[Task objective]
With the pictures removed, reproduce exactly the lines from the one that contains "Read all visible content and emit it as JSON." through the last line of the entries below.

══ Supplied records

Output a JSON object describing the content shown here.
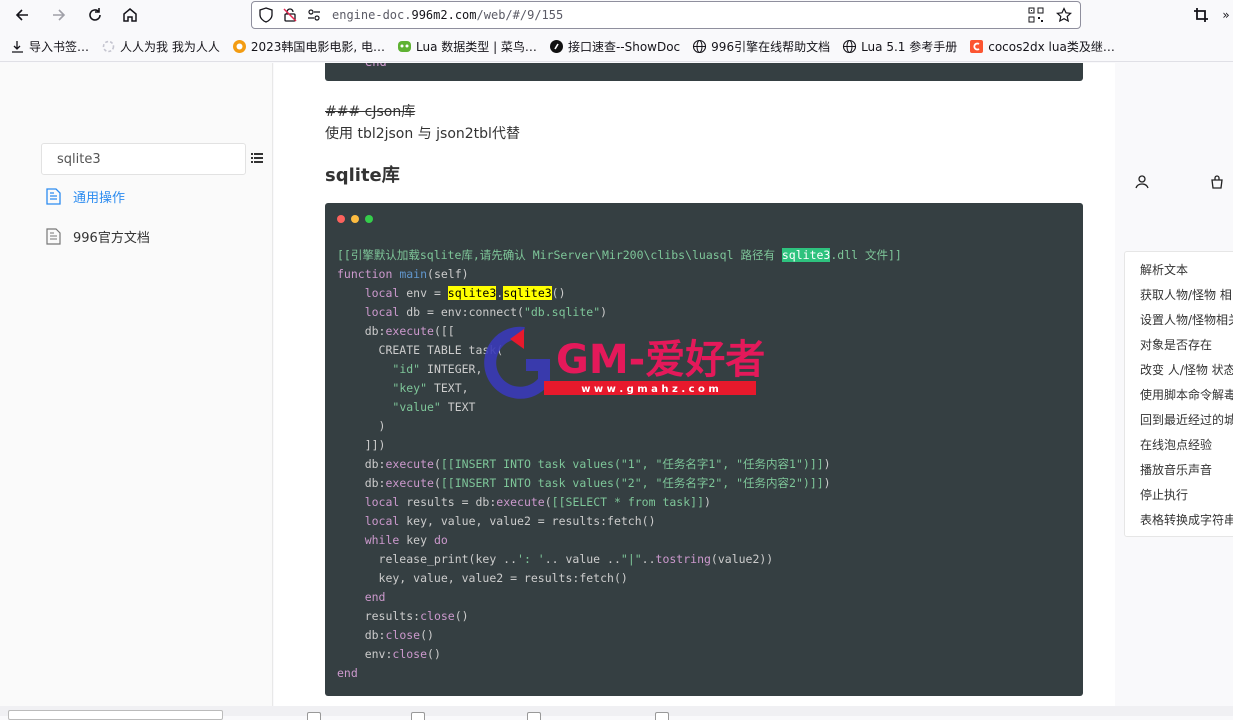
{
  "browser": {
    "url_scheme": "engine-doc.",
    "url_host": "996m2.com",
    "url_path": "/web/#/9/155"
  },
  "bookmarks": [
    {
      "label": "导入书签…",
      "icon": "import-icon"
    },
    {
      "label": "人人为我 我为人人",
      "icon": "loading-icon"
    },
    {
      "label": "2023韩国电影电影, 电…",
      "icon": "site-favicon"
    },
    {
      "label": "Lua 数据类型 | 菜鸟…",
      "icon": "runoob-favicon"
    },
    {
      "label": "接口速查--ShowDoc",
      "icon": "showdoc-favicon"
    },
    {
      "label": "996引擎在线帮助文档",
      "icon": "globe-icon"
    },
    {
      "label": "Lua 5.1 参考手册",
      "icon": "globe-icon"
    },
    {
      "label": "cocos2dx lua类及继…",
      "icon": "csdn-favicon"
    }
  ],
  "sidebar": {
    "search_value": "sqlite3",
    "items": [
      {
        "label": "通用操作"
      },
      {
        "label": "996官方文档"
      }
    ]
  },
  "content": {
    "code_top_tail": "end",
    "md_heading": "### cJson库",
    "md_text": "使用 tbl2json 与 json2tbl代替",
    "section_title": "sqlite库"
  },
  "code_lines": [
    "[[引擎默认加载sqlite库,请先确认 MirServer\\Mir200\\clibs\\luasql 路径有 sqlite3.dll 文件]]",
    "function main(self)",
    "    local env = sqlite3.sqlite3()",
    "    local db = env:connect(\"db.sqlite\")",
    "    db:execute([[",
    "      CREATE TABLE task(",
    "        \"id\" INTEGER,",
    "        \"key\" TEXT,",
    "        \"value\" TEXT",
    "      )",
    "    ]])",
    "    db:execute([[INSERT INTO task values(\"1\", \"任务名字1\", \"任务内容1\")]])",
    "    db:execute([[INSERT INTO task values(\"2\", \"任务名字2\", \"任务内容2\")]])",
    "    local results = db:execute([[SELECT * from task]])",
    "    local key, value, value2 = results:fetch()",
    "    while key do",
    "      release_print(key ..': '.. value ..\"|\"..tostring(value2))",
    "      key, value, value2 = results:fetch()",
    "    end",
    "    results:close()",
    "    db:close()",
    "    env:close()",
    "end"
  ],
  "watermark": {
    "title": "GM-爱好者",
    "url": "w w w . g m a h z . c o m"
  },
  "toc": [
    "解析文本",
    "获取人物/怪物 相",
    "设置人物/怪物相关",
    "对象是否存在",
    "改变 人/怪物 状态",
    "使用脚本命令解毒",
    "回到最近经过的城",
    "在线泡点经验",
    "播放音乐声音",
    "停止执行",
    "表格转换成字符串"
  ],
  "colors": {
    "link_blue": "#2c8cf0",
    "code_bg": "#353f42",
    "highlight_yellow": "#ffff00",
    "highlight_green": "#2ec27e"
  }
}
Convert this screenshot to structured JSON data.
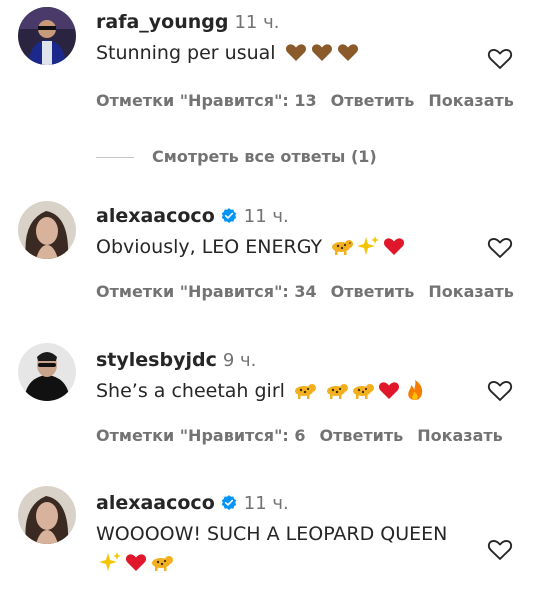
{
  "comments": [
    {
      "username": "rafa_youngg",
      "time": "11 ч.",
      "text": "Stunning per usual",
      "emoji": [
        "brown-heart",
        "brown-heart",
        "brown-heart"
      ],
      "likes_label": "Отметки \"Нравится\": 13",
      "reply_label": "Ответить",
      "show_label": "Показать"
    },
    {
      "username": "alexaacoco",
      "time": "11 ч.",
      "text": "Obviously, LEO ENERGY",
      "emoji": [
        "leopard",
        "sparkles",
        "red-heart"
      ],
      "likes_label": "Отметки \"Нравится\": 34",
      "reply_label": "Ответить",
      "show_label": "Показать"
    },
    {
      "username": "stylesbyjdc",
      "time": "9 ч.",
      "text": "She’s a cheetah girl",
      "emoji": [
        "leopard",
        "leopard",
        "leopard",
        "red-heart",
        "fire"
      ],
      "likes_label": "Отметки \"Нравится\": 6",
      "reply_label": "Ответить",
      "show_label": "Показать"
    },
    {
      "username": "alexaacoco",
      "time": "11 ч.",
      "text": "WOOOOW! SUCH A LEOPARD QUEEN",
      "emoji": [
        "sparkles",
        "red-heart",
        "leopard"
      ]
    }
  ],
  "view_replies": "Смотреть все ответы (1)",
  "colors": {
    "text": "#262626",
    "muted": "#737373",
    "verified": "#0095f6",
    "heart_red": "#e0162b",
    "brown": "#8b5a2b"
  }
}
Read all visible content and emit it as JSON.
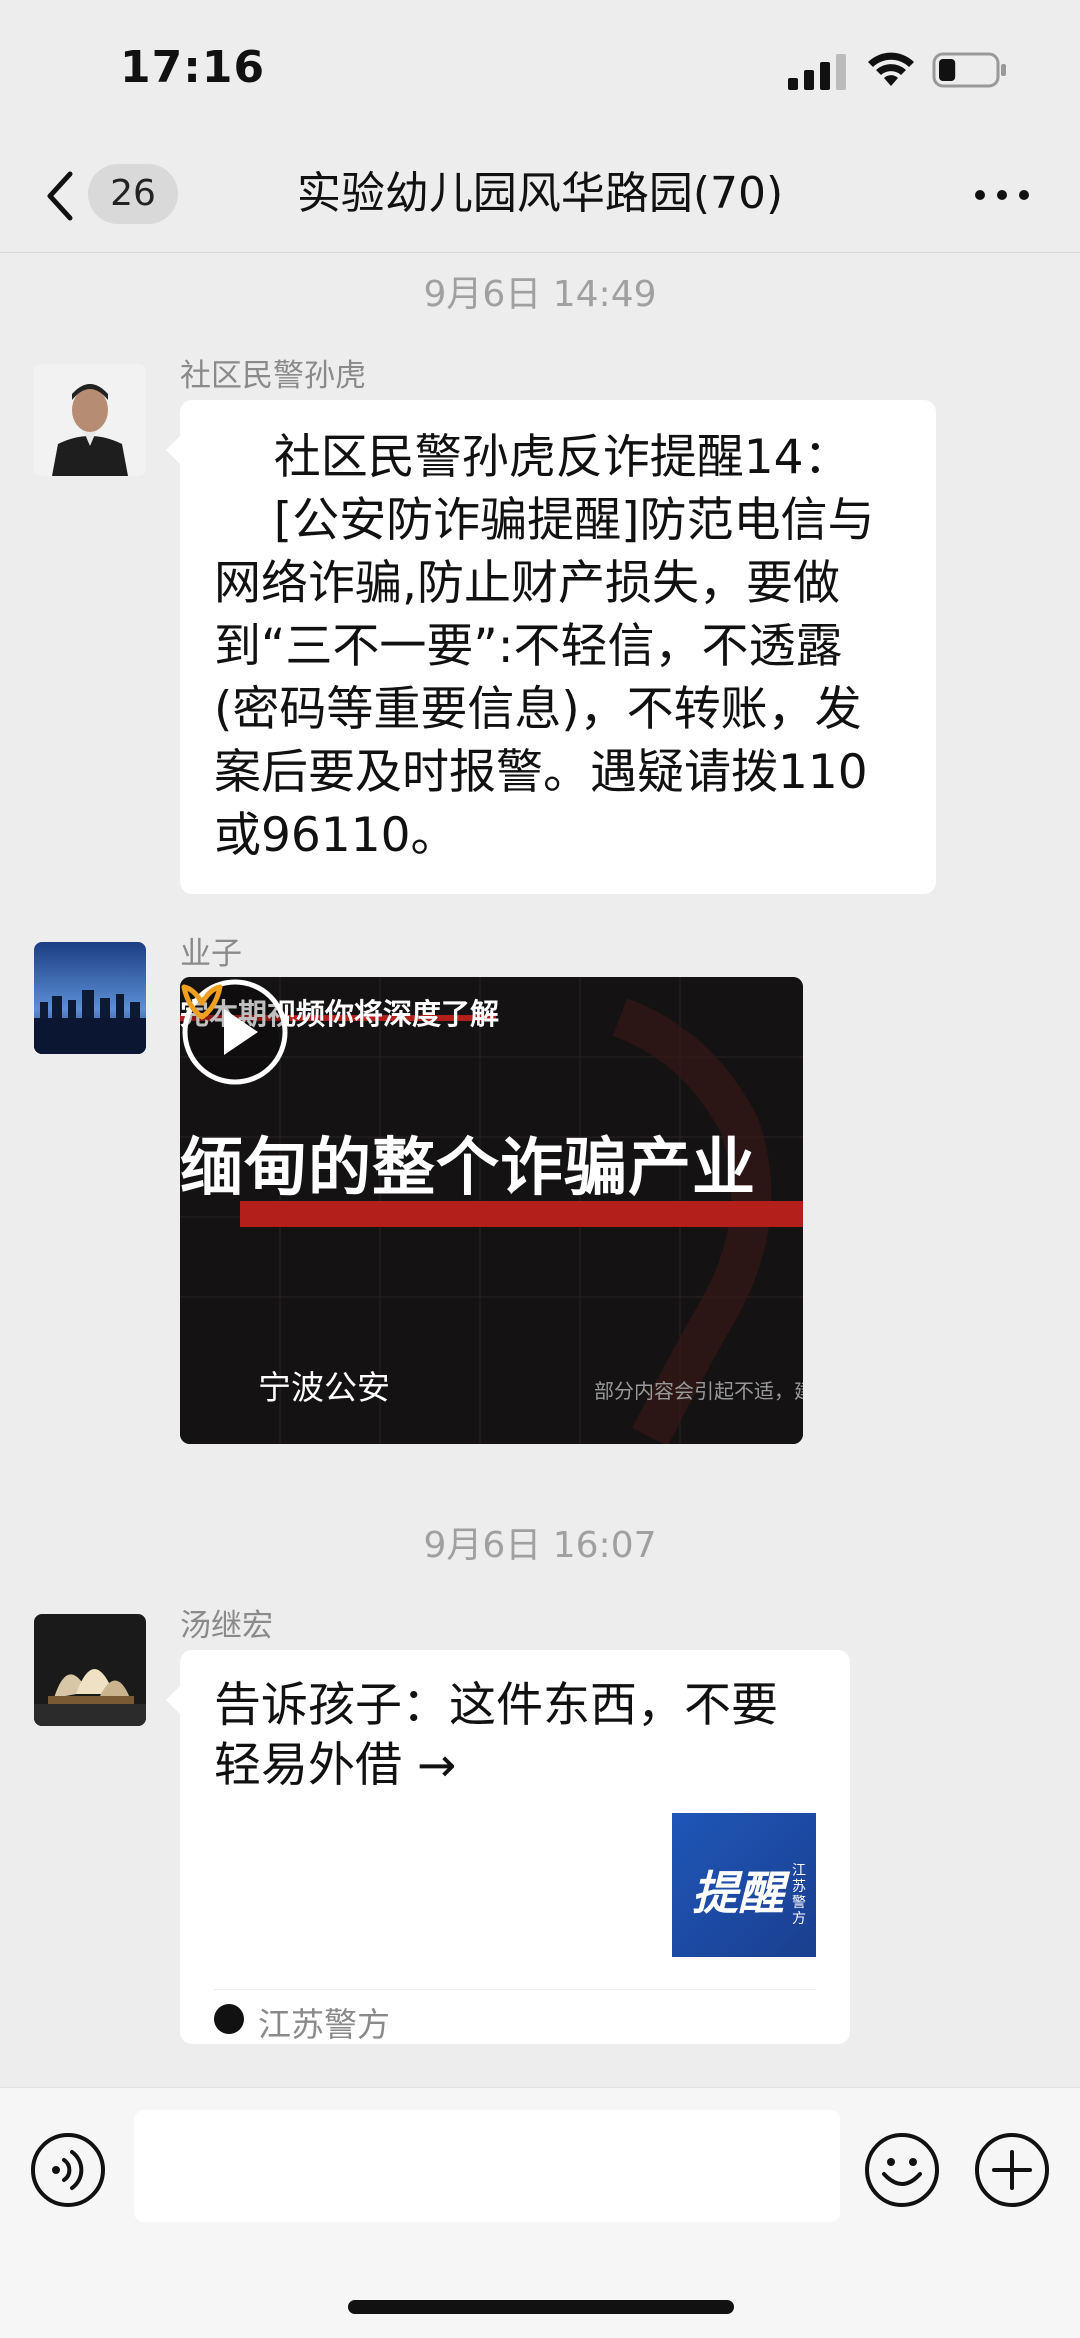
{
  "status_bar": {
    "time": "17:16",
    "battery_level": 0.3
  },
  "nav": {
    "unread_count": "26",
    "title": "实验幼儿园风华路园(70)"
  },
  "messages": [
    {
      "timestamp": "9月6日 14:49"
    },
    {
      "sender": "社区民警孙虎",
      "text": "    社区民警孙虎反诈提醒14：\n    [公安防诈骗提醒]防范电信与网络诈骗,防止财产损失，要做到“三不一要”:不轻信，不透露(密码等重要信息)，不转账，发案后要及时报警。遇疑请拨110或96110。"
    },
    {
      "sender": "业子",
      "video": {
        "top_caption": "完本期视频你将深度了解",
        "main_caption": "缅甸的整个诈骗产业",
        "source": "宁波公安",
        "disclaimer": "部分内容会引起不适，建"
      }
    },
    {
      "timestamp": "9月6日 16:07"
    },
    {
      "sender": "汤继宏",
      "article": {
        "title": "告诉孩子：这件东西，不要轻易外借 →",
        "thumb_text": "提醒",
        "thumb_sub": "江苏警方",
        "source": "江苏警方"
      }
    }
  ],
  "colors": {
    "background": "#ededed",
    "bubble": "#ffffff",
    "thumb_blue": "#1f56b8",
    "video_red": "#b3201c",
    "accent_orange": "#f0a020"
  },
  "icons": [
    "back-icon",
    "more-icon",
    "play-icon",
    "voice-icon",
    "emoji-icon",
    "plus-icon"
  ]
}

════

[Response below]
Read all visible content and emit it as JSON.
{
  "status_bar": {
    "time": "17:16",
    "battery_level": 0.3
  },
  "nav": {
    "unread_count": "26",
    "title": "实验幼儿园风华路园(70)"
  },
  "messages": [
    {
      "timestamp": "9月6日 14:49"
    },
    {
      "sender": "社区民警孙虎",
      "text": "    社区民警孙虎反诈提醒14：\n    [公安防诈骗提醒]防范电信与网络诈骗,防止财产损失，要做到“三不一要”:不轻信，不透露(密码等重要信息)，不转账，发案后要及时报警。遇疑请拨110或96110。"
    },
    {
      "sender": "业子",
      "video": {
        "top_caption": "完本期视频你将深度了解",
        "main_caption": "缅甸的整个诈骗产业",
        "source": "宁波公安",
        "disclaimer": "部分内容会引起不适，建"
      }
    },
    {
      "timestamp": "9月6日 16:07"
    },
    {
      "sender": "汤继宏",
      "article": {
        "title": "告诉孩子：这件东西，不要轻易外借 →",
        "thumb_text": "提醒",
        "thumb_sub": "江苏警方",
        "source": "江苏警方"
      }
    }
  ],
  "colors": {
    "background": "#ededed",
    "bubble": "#ffffff",
    "thumb_blue": "#1f56b8",
    "video_red": "#b3201c",
    "accent_orange": "#f0a020"
  },
  "icons": [
    "back-icon",
    "more-icon",
    "play-icon",
    "voice-icon",
    "emoji-icon",
    "plus-icon"
  ]
}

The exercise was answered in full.